» **EXERCISE DETAILS**:
Lines containing the word "accent" are the ones to copy from the records below.

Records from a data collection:
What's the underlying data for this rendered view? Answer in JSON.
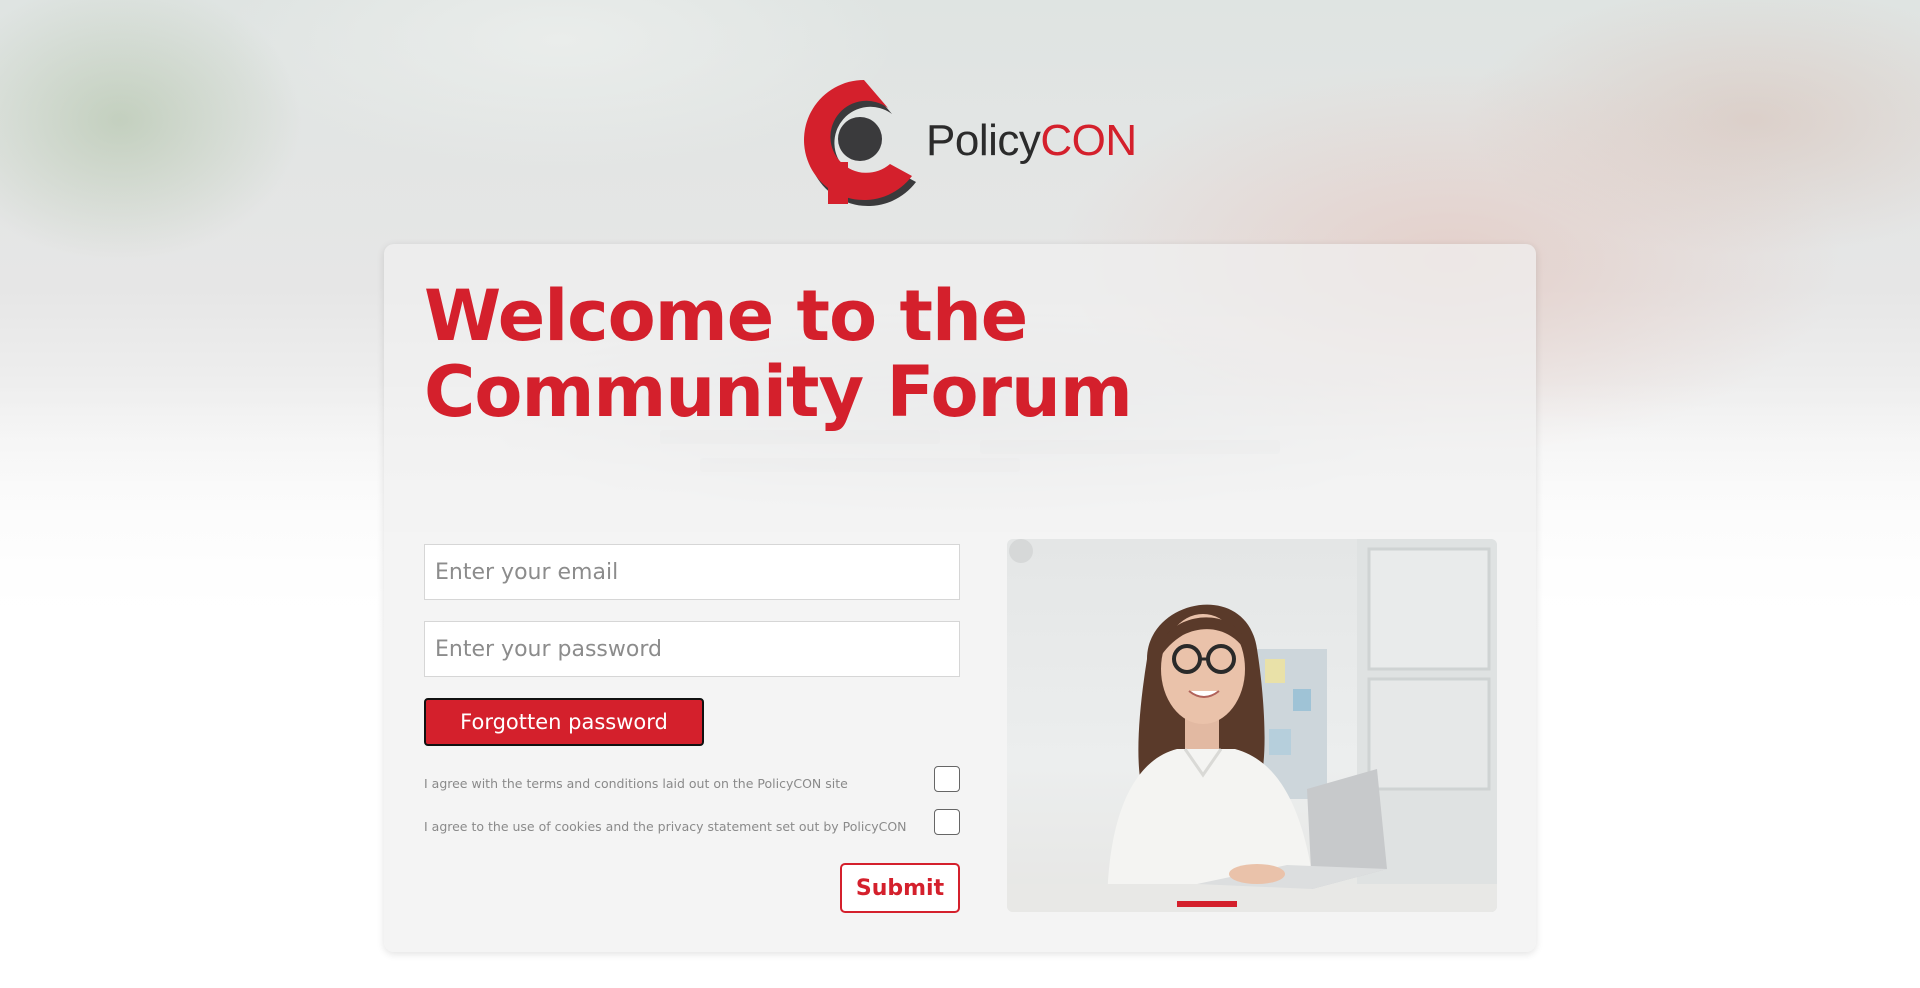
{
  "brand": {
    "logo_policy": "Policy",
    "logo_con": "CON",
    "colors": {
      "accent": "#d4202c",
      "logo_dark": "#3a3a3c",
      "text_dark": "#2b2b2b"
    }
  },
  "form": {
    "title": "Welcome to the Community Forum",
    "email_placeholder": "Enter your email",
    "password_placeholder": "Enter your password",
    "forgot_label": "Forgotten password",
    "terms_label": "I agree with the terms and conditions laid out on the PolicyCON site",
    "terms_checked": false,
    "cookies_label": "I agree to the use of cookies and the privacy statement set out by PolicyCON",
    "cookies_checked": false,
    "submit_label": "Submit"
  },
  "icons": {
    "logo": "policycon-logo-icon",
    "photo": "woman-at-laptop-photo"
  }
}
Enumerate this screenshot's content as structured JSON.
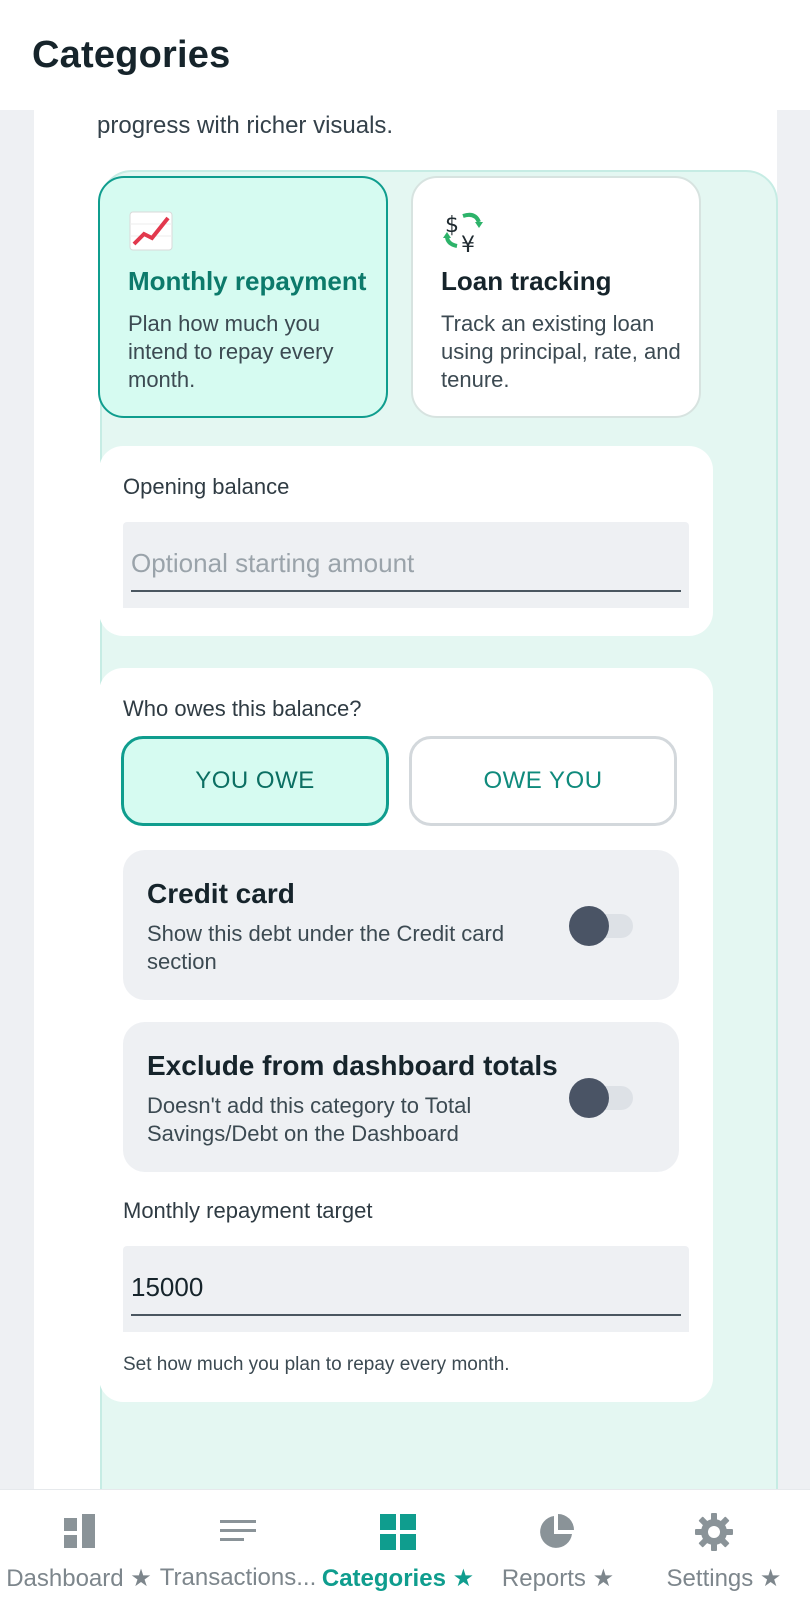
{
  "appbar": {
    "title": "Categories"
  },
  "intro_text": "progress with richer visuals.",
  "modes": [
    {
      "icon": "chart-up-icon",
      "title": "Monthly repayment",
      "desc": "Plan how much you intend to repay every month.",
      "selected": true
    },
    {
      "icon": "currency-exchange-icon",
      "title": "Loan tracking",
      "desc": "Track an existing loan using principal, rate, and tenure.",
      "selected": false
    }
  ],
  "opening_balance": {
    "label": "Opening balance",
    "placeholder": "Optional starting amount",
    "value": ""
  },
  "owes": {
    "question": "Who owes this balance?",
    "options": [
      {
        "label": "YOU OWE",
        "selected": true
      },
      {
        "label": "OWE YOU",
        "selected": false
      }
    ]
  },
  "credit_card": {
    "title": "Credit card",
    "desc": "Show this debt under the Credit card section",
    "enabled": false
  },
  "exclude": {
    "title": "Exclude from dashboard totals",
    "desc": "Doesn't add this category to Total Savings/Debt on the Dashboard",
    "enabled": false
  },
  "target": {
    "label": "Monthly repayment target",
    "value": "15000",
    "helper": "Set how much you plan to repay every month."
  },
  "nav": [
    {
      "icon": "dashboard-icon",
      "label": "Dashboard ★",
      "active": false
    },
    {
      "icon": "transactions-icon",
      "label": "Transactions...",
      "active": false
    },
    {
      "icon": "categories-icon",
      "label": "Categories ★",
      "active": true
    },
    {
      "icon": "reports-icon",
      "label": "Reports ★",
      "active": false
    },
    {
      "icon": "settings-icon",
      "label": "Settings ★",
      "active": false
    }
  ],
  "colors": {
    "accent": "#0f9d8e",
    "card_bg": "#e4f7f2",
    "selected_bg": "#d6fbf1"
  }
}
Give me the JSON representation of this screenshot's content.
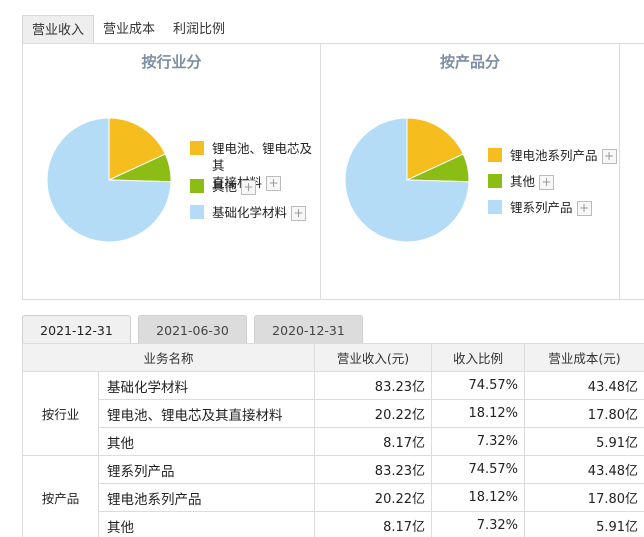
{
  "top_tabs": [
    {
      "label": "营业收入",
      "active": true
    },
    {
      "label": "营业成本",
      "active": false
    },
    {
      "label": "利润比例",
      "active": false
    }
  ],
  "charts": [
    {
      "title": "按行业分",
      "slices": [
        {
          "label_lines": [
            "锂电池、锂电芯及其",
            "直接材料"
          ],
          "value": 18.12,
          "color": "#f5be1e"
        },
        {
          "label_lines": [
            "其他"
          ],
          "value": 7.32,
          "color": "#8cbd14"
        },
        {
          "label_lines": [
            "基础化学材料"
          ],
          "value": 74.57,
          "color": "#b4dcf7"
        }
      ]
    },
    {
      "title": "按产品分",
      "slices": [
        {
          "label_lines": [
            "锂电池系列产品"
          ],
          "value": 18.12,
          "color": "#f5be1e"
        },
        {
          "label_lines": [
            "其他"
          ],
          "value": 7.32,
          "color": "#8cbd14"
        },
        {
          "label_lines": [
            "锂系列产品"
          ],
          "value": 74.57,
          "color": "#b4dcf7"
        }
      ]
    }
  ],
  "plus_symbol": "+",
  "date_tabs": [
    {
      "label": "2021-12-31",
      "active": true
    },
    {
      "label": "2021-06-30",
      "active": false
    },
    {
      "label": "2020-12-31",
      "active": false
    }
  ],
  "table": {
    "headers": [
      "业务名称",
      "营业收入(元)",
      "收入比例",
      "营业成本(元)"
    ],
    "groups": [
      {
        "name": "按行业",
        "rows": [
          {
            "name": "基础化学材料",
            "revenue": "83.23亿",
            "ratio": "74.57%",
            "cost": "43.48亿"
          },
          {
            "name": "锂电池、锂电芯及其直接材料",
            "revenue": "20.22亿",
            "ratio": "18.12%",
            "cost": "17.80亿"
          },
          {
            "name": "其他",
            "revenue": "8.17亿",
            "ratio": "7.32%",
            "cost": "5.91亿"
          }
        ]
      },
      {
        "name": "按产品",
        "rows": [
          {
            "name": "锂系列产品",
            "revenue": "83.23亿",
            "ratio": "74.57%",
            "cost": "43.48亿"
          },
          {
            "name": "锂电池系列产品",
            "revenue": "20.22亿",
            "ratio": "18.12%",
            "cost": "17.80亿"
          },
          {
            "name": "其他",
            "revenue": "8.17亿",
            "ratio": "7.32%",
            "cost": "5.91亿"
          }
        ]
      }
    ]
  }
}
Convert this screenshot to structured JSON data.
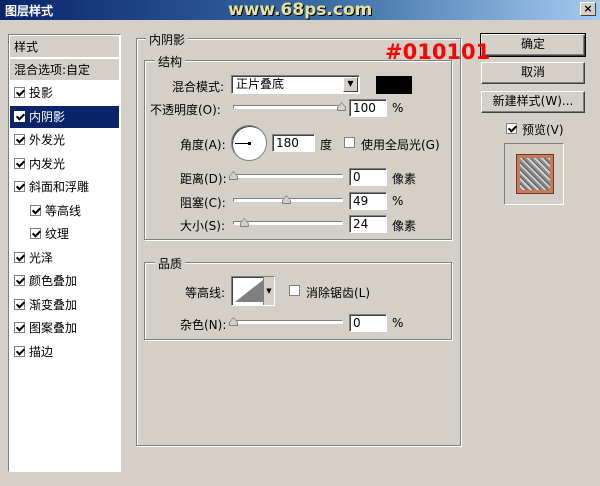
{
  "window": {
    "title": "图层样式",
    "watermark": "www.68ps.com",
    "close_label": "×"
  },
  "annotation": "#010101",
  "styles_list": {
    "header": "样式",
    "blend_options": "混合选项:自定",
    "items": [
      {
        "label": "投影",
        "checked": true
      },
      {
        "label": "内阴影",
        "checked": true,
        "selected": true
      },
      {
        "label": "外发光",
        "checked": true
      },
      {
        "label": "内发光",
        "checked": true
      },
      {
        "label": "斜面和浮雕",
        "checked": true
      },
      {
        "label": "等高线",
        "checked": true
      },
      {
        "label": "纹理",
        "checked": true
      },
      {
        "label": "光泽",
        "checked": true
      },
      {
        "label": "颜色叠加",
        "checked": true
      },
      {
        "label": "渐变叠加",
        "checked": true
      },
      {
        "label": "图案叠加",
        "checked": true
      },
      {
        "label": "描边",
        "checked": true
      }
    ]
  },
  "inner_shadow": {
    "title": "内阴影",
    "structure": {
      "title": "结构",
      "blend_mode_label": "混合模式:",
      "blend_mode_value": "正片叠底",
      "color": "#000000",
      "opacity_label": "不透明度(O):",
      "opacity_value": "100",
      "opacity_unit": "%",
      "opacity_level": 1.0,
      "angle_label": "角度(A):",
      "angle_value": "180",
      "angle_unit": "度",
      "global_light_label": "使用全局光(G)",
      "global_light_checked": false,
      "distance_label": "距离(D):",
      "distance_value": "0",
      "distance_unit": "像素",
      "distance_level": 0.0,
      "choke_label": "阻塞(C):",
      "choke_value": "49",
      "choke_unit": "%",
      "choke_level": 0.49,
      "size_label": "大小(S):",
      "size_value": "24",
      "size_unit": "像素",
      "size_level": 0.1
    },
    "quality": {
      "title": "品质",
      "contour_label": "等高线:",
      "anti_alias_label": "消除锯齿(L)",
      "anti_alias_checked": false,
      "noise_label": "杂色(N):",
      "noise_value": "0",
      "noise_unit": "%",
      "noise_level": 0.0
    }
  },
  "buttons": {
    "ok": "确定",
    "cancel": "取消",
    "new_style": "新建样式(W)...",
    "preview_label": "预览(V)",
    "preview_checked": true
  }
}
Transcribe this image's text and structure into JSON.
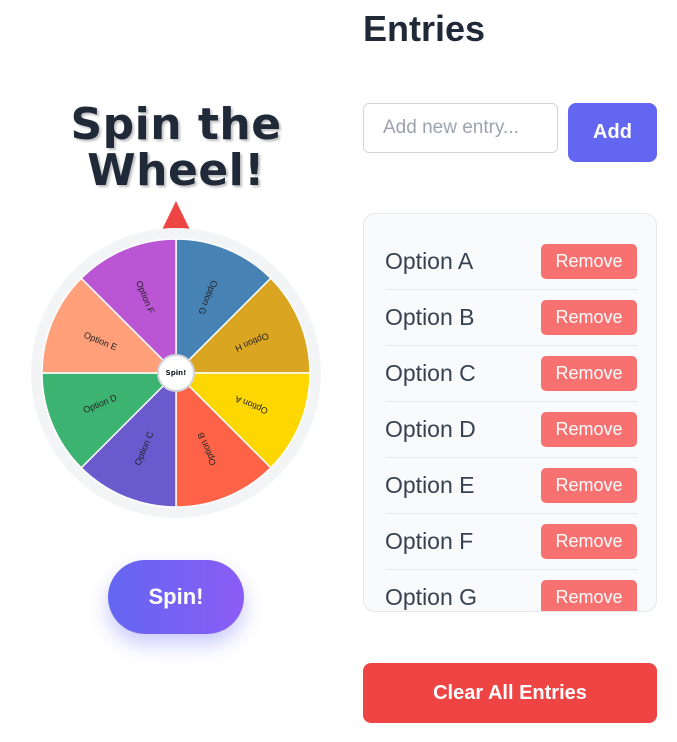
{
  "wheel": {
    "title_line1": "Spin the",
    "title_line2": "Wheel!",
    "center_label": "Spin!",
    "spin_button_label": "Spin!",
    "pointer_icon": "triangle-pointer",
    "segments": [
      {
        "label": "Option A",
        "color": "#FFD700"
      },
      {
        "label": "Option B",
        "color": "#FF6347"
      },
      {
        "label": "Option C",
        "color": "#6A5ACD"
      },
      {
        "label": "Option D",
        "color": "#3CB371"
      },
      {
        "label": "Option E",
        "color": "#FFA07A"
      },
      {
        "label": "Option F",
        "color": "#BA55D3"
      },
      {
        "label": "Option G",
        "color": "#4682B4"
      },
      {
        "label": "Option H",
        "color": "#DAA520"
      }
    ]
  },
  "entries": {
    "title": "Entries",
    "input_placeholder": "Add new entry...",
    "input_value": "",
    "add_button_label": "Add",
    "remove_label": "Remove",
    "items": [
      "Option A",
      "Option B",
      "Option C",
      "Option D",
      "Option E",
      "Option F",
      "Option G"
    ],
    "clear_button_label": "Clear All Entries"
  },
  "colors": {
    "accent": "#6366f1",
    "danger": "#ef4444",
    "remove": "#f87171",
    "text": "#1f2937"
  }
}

» **EXERCISE SOLUTION**:
      "accent": "#d4202c",
    "accent": "#0f9d8e",
    "accent": "#6366f1",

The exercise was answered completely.